• Yes that is a good suggestion @Matt F.. Btw, where could I find an examplu of ring with uncomputable operations? – Lucio Tanzini Jan 21 at 16:10
• Consider $R=\mathbb{Z}[\{x_i\}]/\{x_i^2-f(i)\}$, where $f$ is a total function that grows uncomputably fast. In the presentation where the elements of $R$ are listed as elements of $\mathbb{Z}[\{x_i\}]$, the ring operations are computable but equality is not decidable. In the presentation where the elements of $R$ are listed as elements of $\mathbb{Z}+\mathbb{Z}x_1+\mathbb{Z}x_2+\cdots$ (allowing only linear powers of the $x$'s), the equality is decidable but the ring operations (esp multiplication) are not computable. For a genuinely computable presentation of a ring you want both. – Matt F. Jan 21 at 19:25

Yes, but the answer is a bit unsatisfying. This answer is a summary of the very nice paper Computable Fields and Galois Theory, Russel Miller, Notices of the AMS, 2008.

First of all, if one could not even compute with the elements of the ring $$R$$ at all, it would be unclear what it would mean for factorization to be computable. The usual solution is to talk about "computable rings", meaning a countable (or finite) ring $$R$$ where the elements are indexed by integers and the operations of addition and multiplication are given by computable functions.

The following is an example of a computable field in which factorization is not decidable: Let $$p_n$$ be the $$n$$-th prime and let $$T_n$$ be the $$n$$-th Turing machine and let $$K = \mathbb{Q}(\sqrt{p_n} \ : \ T_n \ \mbox{halts})$$. Given any element $$\theta$$ of $$K$$, there is a finite expression which witnesses that $$\theta$$ is in $$K$$: namely, the algebraic expression for $$\theta$$ in terms of finitely many $$p_n$$'s and a transcript of the ruunning of the corresponding Turing machines. This can be made into a proof that $$K$$ is computable, in particular (in response to Matt F.'s comment) there is no issue with testing equality. However, $$x^2 - p_n$$ is reducible iff $$T_n$$ halts, so we cannot test reducibility.

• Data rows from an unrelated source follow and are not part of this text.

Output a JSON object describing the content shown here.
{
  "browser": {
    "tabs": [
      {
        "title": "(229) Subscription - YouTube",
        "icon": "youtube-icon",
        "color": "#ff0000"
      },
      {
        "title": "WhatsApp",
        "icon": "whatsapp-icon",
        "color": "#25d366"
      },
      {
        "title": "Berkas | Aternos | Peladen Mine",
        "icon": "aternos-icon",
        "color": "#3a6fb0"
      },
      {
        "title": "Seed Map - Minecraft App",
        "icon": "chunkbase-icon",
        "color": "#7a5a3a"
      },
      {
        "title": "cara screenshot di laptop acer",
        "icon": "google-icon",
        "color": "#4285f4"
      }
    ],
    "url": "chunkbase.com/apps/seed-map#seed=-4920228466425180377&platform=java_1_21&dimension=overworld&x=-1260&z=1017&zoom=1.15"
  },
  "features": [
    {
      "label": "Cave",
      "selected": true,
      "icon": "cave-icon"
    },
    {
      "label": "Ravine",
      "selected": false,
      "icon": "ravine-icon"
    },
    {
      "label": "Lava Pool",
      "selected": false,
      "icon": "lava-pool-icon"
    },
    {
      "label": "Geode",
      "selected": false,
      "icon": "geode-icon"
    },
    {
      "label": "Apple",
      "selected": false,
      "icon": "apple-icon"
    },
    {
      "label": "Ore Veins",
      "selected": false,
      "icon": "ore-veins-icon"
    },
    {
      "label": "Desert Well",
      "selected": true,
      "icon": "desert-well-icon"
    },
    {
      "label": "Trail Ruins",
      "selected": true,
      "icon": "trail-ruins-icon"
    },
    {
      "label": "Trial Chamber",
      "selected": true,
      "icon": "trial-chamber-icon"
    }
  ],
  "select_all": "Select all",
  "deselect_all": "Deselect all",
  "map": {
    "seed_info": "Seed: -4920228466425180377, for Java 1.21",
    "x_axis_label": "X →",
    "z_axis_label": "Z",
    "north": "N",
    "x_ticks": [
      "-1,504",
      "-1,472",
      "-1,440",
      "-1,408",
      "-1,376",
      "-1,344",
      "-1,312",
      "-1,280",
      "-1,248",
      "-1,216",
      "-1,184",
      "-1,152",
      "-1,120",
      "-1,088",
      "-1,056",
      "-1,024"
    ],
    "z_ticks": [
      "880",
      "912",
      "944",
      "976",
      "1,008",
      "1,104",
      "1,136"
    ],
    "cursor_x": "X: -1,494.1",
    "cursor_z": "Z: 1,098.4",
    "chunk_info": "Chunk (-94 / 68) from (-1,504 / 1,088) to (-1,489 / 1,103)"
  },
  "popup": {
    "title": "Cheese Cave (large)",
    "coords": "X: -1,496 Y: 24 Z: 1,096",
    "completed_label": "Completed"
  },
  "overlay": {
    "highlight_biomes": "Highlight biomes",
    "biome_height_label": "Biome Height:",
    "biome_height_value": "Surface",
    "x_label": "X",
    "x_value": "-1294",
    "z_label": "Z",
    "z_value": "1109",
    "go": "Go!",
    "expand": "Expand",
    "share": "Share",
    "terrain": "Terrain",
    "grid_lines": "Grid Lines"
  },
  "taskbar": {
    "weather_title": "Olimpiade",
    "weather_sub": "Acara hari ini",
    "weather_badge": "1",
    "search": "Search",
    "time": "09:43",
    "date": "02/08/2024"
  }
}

The fields one normally meets in life do not have this issue. Reducibility is computable over $$\mathbb{Q}$$, $$\mathbb{R}$$ and over finite fields. If reducibility is computable over $$k$$, then it is computable over $$k(t)$$ and over $$k[t]/f(t)$$ for $$f$$ irreducible. That already covers the most obvious fields you know.

Searching for "computable fields" turns up a fair bit of recent research.

• +1. Let me add to this that there's a surprising (to me at least) computable algebra fact here: while this undecidability result prevents the usual construction of the algebraic closure from being computable in the appropriate sense it is still the case that every computable field has a computable algebraic closure (Frolich-Shepherdson if I recall correctly). The subtlety here is around the phrase "algebraic closure:" for every computable field $F$ there is a computable field $G$ such that $G$ is isomorphic to the algebraic closure of $F$, but no embedding $F\rightarrow G$ need be computable! – Noah Schweber Jan 21 at 16:29
• Your ring $K$ is not computable? Why? – Mark Sapir Jan 21 at 16:54
• @MarkSapir It is computable, but factorization is not decidable. I think that is what I wrote? – David E Speyer Jan 21 at 17:36
• I do not understand steps 2 and on. You said it is all written in some published paper? – Mark Sapir Jan 21 at 20:13
• I see. The problem is that the definitions of "computable ring" used by Miller and you are very weak. The ring $K$ is not recursive because there is no way to tell if $\sqrt{p}$ is in $K$. Of course if one uses recursively enumerable sets instead of recursive, it is easy to build all sorts of examples. – Mark Sapir Jan 21 at 21:13